Every time I arrange my schedule for the upcoming semester, I spend at least an hour on ratemyprofessor.com. For those unacquainted with this website, Rate My Professor is a forum where university students–as the name implies–rate their professors. As superficial as this seems, a professor’s approval rating is a huge indicator whether or not I will sign up for his or her class.
With the start of a new semester, many will meet professors and teachers for the first time. I felt that I could dedicate this post to two of my favorite professors.
This past spring term, I took Professor Rice’s TELL 410 class. Because she was a middle school teacher, she insisted we call her Mary, knowing that one day anyone of us could potentially become a teacher with whom she could work with.
Mary was a fountain of knowledge when it came to the subject of teacher education. She knew what qualities good teachers posses, and she insisted that we develop these qualities. Perhaps what impressed me the most, however, was her personal teaching philosophy. Mary is able to push her students so that they do things that are very difficult. For example, one year, she had her middle school students read Homer’s Odyssey—a book that I didn’t read until my third year in college! When I asked how she was able to get young students to read this book, she explained that she simply expected her students to read the piece and enjoy it.

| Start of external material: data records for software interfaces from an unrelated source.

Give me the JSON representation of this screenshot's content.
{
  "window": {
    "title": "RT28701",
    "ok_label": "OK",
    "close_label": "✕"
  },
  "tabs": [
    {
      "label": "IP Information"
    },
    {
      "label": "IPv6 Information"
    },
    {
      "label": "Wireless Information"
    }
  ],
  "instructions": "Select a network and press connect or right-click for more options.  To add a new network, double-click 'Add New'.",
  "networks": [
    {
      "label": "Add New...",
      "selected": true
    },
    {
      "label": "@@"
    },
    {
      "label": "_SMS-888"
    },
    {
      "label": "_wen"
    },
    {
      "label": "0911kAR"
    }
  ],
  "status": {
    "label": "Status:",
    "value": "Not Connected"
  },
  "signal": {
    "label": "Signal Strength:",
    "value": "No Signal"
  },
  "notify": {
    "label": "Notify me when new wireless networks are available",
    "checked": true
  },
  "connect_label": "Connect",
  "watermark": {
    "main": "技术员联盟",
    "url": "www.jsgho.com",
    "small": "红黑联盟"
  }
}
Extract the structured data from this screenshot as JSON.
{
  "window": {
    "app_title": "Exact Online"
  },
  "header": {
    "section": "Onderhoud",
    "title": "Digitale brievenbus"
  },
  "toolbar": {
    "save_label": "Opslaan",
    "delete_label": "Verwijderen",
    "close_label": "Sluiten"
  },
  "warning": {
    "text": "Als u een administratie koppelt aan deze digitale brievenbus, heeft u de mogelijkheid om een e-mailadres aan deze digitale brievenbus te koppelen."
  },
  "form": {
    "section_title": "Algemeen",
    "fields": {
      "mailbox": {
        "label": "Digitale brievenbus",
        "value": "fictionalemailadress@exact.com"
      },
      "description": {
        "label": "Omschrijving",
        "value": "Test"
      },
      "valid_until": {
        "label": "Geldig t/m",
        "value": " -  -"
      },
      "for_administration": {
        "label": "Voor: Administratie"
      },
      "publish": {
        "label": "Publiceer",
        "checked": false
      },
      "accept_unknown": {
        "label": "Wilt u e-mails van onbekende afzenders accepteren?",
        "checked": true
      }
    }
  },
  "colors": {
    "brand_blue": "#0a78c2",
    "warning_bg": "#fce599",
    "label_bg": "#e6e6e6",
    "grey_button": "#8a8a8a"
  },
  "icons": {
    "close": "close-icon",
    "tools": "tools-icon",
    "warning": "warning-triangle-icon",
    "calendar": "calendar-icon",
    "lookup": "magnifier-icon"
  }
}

As with her middle school students, she gave us many challenging assignments, and when we found these tasks difficult she refused to let us give up. On a number of occasions, she insisted that we discuss our opinions about education using the new terms we learned during the course. Since these terms were highly academic and still fairly new to the class, we had trouble using this new information to formulate our own thoughts. Mary had no trouble watching us struggle, and continued to push us until we could correctly apply the course principles. This was a lesson to me that the best teachers sometimes let their students struggle instead of quickly rescuing them from difficult situations.
Professor Anderson was my CPSE 402 instructor. By the end of the first class period, he knew the names of every student in the class. I was very impressed! He was determined that every one of his students would do well in the class as well as have success in our future careers in teaching. He made sure that everyone understood the concepts he taught by reviewing important information every day. This reviewing was so effective; I still remember many of the laws pertaining to education.

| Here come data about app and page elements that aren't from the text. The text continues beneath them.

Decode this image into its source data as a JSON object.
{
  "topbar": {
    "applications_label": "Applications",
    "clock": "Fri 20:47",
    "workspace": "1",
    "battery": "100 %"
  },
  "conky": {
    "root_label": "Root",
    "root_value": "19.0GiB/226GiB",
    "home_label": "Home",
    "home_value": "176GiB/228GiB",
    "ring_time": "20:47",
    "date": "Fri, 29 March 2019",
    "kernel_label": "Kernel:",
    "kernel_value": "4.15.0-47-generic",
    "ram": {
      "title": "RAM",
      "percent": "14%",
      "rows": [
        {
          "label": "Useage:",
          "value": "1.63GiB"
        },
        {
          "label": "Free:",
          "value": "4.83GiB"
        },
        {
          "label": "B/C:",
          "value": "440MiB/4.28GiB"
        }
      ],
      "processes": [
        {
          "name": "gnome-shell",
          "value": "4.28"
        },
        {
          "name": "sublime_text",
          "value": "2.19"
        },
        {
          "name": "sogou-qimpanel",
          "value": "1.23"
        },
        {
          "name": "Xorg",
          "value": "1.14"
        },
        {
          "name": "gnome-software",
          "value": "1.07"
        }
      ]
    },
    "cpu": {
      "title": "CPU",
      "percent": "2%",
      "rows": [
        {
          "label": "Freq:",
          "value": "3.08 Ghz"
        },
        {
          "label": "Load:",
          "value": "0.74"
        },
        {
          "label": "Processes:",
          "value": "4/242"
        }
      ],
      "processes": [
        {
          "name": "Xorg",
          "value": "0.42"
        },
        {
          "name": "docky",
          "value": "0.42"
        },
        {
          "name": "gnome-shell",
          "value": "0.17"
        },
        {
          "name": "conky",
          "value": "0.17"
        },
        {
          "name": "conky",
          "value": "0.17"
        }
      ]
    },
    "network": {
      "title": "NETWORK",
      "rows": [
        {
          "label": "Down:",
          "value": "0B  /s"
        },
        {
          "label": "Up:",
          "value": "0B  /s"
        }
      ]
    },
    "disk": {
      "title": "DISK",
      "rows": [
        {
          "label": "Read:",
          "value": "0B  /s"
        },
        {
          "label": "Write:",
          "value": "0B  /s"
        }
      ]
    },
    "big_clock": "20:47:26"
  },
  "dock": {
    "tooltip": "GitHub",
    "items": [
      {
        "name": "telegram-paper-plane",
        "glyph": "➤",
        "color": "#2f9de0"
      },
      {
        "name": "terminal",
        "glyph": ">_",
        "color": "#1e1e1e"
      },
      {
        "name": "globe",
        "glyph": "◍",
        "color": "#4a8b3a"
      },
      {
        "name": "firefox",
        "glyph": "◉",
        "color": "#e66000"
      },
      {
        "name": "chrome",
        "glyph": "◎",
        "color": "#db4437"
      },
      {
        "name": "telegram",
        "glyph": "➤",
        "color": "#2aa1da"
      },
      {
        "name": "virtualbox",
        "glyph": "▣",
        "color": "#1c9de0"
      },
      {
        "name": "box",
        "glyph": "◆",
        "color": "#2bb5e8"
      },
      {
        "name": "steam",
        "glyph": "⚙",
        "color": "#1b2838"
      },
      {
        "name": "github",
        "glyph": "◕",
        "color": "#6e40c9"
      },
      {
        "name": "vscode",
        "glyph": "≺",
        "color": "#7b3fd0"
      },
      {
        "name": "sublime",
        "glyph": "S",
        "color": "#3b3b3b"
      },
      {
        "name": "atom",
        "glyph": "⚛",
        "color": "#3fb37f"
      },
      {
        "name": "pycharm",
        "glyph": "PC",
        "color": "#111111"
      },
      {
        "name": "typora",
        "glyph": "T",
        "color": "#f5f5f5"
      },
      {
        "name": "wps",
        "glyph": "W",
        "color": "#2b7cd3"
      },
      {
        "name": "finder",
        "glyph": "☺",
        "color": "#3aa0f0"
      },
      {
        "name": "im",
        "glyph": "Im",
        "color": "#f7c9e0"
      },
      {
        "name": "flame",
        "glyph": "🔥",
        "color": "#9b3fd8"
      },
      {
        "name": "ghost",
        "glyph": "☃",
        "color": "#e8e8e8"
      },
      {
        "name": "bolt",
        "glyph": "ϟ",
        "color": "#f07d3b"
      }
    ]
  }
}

In my own teaching, I want to incorporate Professor Anderson’s concern for his students. Often when people remember their college instructors, they remember stuffy old men who wear tweed jackets and spend as little time as possible helping students. Professor Anderson was far from this stereotype. He had personal interaction with each student almost every day. His memory for people is astounding! He remembered my major as well as the major of every other student in the class. He remembered the individual questions we asked, and continually addressed those questions throughout the semester so that we were sure to know the answers by the end of the course. At the end of his class, I felt it was possible for me to actually help my future students on an individual basis.
There are many other wonderful professors I have had at BYU. I would like to hear from you. Who have been some of your best education professors? What made them great, and what did you learn from them as teachers?